Mark Olson faces lonely session at Capitolby Tom Scheck, Minnesota Public Radio
A month into the legislative session, state Rep. Mark Olson is adapting to his status as a lone wolf. House Republicans decided late last year to suspend Olson from their caucus after he was charged with domestic assault. The case against him is still pending in court, but Olson says he's used to being on his own at the Capitol.
St. Paul, Minn. — Several state lawmakers speculated that Mark Olson would keep a low profile after being charged with two counts of misdemeanor domestic assault in November. The complaint says Olson pushed his wife to the ground three times after an argument.
But Olson's demeanor hasn't changed much on the House floor. Olson is best known for taking a strict line on defending the Constitution, and speaking about it at length. He was true to form again last week.
The House was debating a measure that would set environmental standards for the Great Lakes. Olson was concerned that the bill weakened some of Minnesota's constitutional rights and would give greater authority to international entities.
Despite reassurances that the bill didn't weaken the Constitution, Olson spoke on.
"This is a very, very troubling piece of legislation and if we need to be here all day to deal with it, because it hasn't gone to so many committees then that's what we need to do," he said.
The debate lasted three hours. Olson was unsuccessful in his arguments to defeat the bill. It passed by a vote of 97-to-35.
Olson has always gone his own way during his time in the Legislature. But now that Republicans have said he can't caucus with them he's really on his own.
"Do I agree with the action they took? No, no I don't," he said. "But is it working out for the good and is it actually working out to my benefit? Absolutely. God knows more than I do. This is working out real well."
Olson says he doesn't believe a lot has changed since he's been kicked out of the caucus. If anything, he says he has more freedom now. His office is still adorned with patriotic symbols and an American flag. The main difference is a sign outside his door declaring him an "Independent" Republican.
Olson agreed to an interview, but would not comment about the alleged incident involving his wife. He would only say that he will not resign if he's found guilty.
"I believe I must persist and the response I'm getting from my folks back home is consistent with that. By a wide range, by far, the message I get from folks back home is 'Hang in there. Stick to it and we're still with you. And we understand that people make mistakes.' Like never before in my life, I feel a spirit of forgiveness," he said.
The practical impact of being voted out of the caucus means that Olson has fewer services at his disposal. For example, he doesn't have access to caucus research and doesn't have as many staff members to help him. Olson says he never really used those services. He'll also lose the automatic support of his Republican colleagues for legislation he offers and that could be a bigger problem.

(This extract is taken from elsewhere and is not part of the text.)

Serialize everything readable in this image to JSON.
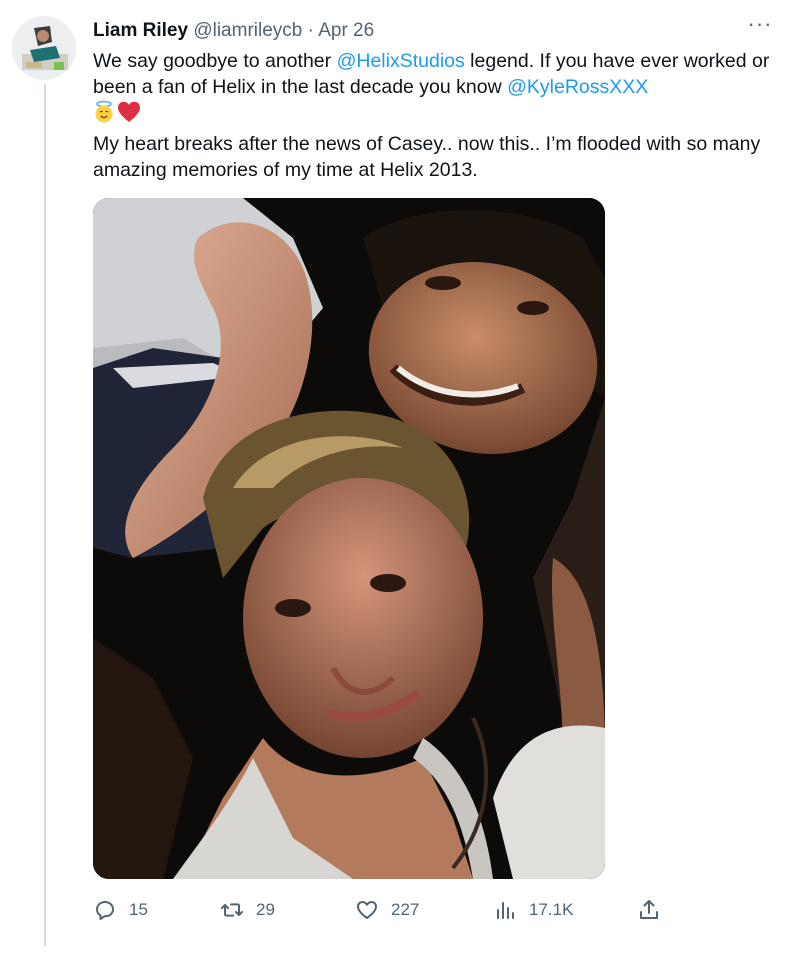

Former House Speaker Steve Sviggum, who has known Olson since 1992, calls him "strong willed on certain issues." As speaker between 1999 and 2006, Sviggum was forced to preside over a House chamber that watched as Olson would rise over and over again and voice his objections to a certain issue.

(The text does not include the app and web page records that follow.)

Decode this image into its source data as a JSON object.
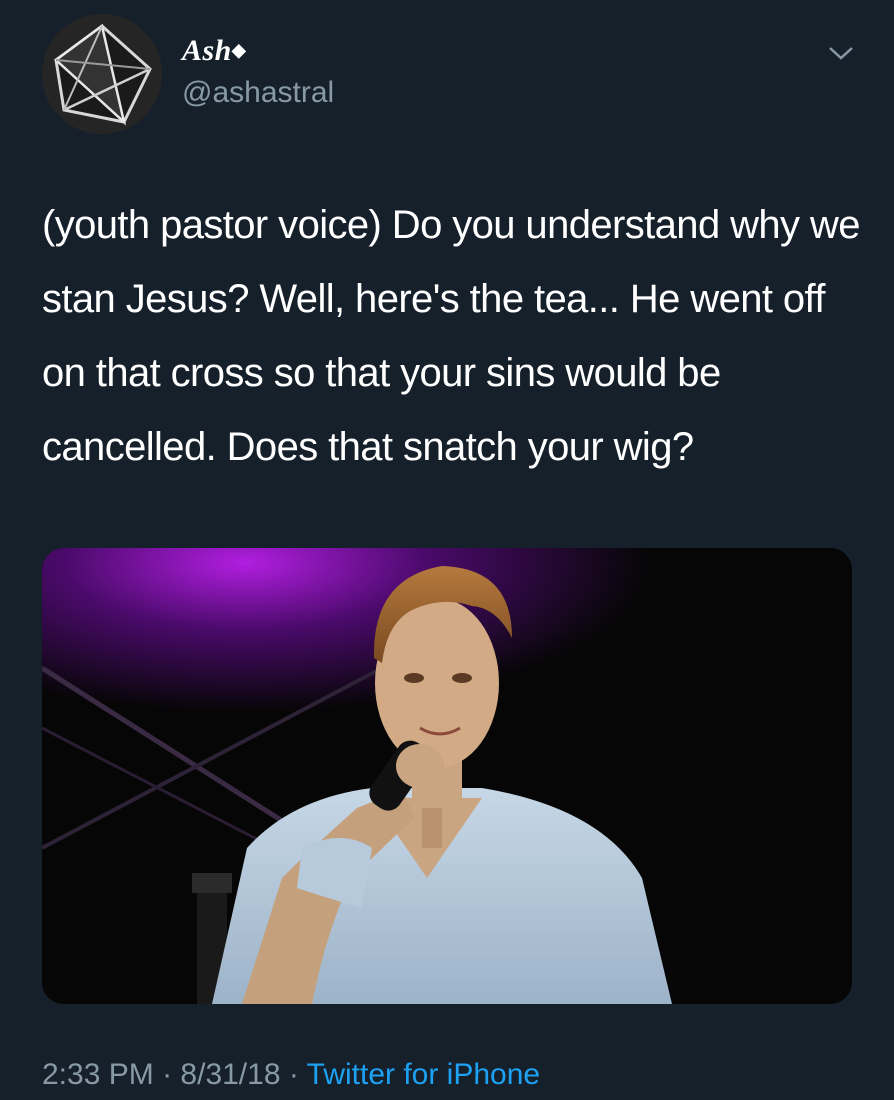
{
  "tweet": {
    "display_name": "Ash",
    "name_glyph": "◆",
    "handle": "@ashastral",
    "text": "(youth pastor voice) Do you understand why we stan Jesus? Well, here's the tea... He went off on that cross so that your sins would be cancelled. Does that snatch your wig?",
    "time": "2:33 PM",
    "separator": "·",
    "date": "8/31/18",
    "source": "Twitter for iPhone"
  },
  "icons": {
    "avatar": "geometric-triangle-avatar",
    "menu": "chevron-down-icon"
  },
  "colors": {
    "background": "#15202b",
    "text": "#ffffff",
    "secondary": "#8899a6",
    "link": "#1da1f2"
  }
}
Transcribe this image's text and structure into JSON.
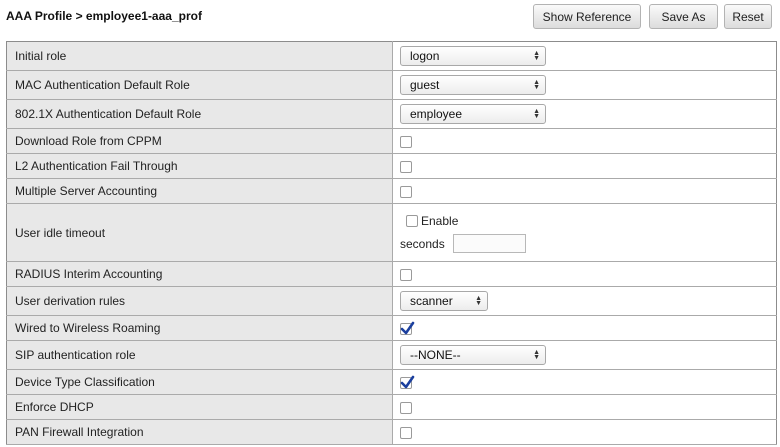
{
  "header": {
    "title": "AAA Profile > employee1-aaa_prof",
    "buttons": {
      "show_reference": "Show Reference",
      "save_as": "Save As",
      "reset": "Reset"
    }
  },
  "rows": [
    {
      "label": "Initial role",
      "type": "select",
      "value": "logon"
    },
    {
      "label": "MAC Authentication Default Role",
      "type": "select",
      "value": "guest"
    },
    {
      "label": "802.1X Authentication Default Role",
      "type": "select",
      "value": "employee"
    },
    {
      "label": "Download Role from CPPM",
      "type": "checkbox",
      "checked": false
    },
    {
      "label": "L2 Authentication Fail Through",
      "type": "checkbox",
      "checked": false
    },
    {
      "label": "Multiple Server Accounting",
      "type": "checkbox",
      "checked": false
    },
    {
      "label": "User idle timeout",
      "type": "idle",
      "enable_label": "Enable",
      "enable_checked": false,
      "unit": "seconds",
      "value": ""
    },
    {
      "label": "RADIUS Interim Accounting",
      "type": "checkbox",
      "checked": false
    },
    {
      "label": "User derivation rules",
      "type": "select",
      "value": "scanner"
    },
    {
      "label": "Wired to Wireless Roaming",
      "type": "checkbox",
      "checked": true
    },
    {
      "label": "SIP authentication role",
      "type": "select",
      "value": "--NONE--"
    },
    {
      "label": "Device Type Classification",
      "type": "checkbox",
      "checked": true
    },
    {
      "label": "Enforce DHCP",
      "type": "checkbox",
      "checked": false
    },
    {
      "label": "PAN Firewall Integration",
      "type": "checkbox",
      "checked": false
    }
  ],
  "colors": {
    "label_bg": "#e8e8e8",
    "check_mark": "#1b3f9e",
    "border": "#8c8c8c"
  }
}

"I've certainly found him to be very dedicated and committed to causes to the point of being stubborn," Sviggum said.
Olson's longest floor speeches came during the vote for the Northstar commuter rail line, which he opposed. The 2005 budget, which he thought was negotiated by three people and anything that he thinks encroaches on personal liberties.
But Sviggum also calls Olson "the conscience of the Legislature" because he cares that the process is fair and every member is respected. Sviggum says many lawmakers would be adrift without a caucus, but he doesn't think it will bother Olson.
"He certainly has not been a pawn to any caucus or any specific philosophy and probably Mark has been able to make this transition of being in neither caucus better than any other member would have been," according to Sviggum.
Sviggum was the first legislator to call for Olson to resign if he's found guilty. He says Olson told him he's innocent. During his interview with MPR, Olson said he's gotten a lot of support from the public.
"I appreciate people's patience and understanding," he said. "There are also people who are upset that this has happened and I understand that too. I am grateful. I am privileged to serve. It's tragic for us as a family. It's tragic for us here in the Legislature and I appreciate and appeal to people for patience as we work this through."
Olson's next hearing is in Sherburne County Court on Friday. Even if he's cleared of the charges in court, his problems may not be over. He could face discipline from the House if another member files an ethics complaint against him.
- All Things Considered, 02/06/2007, 5:22 p.m.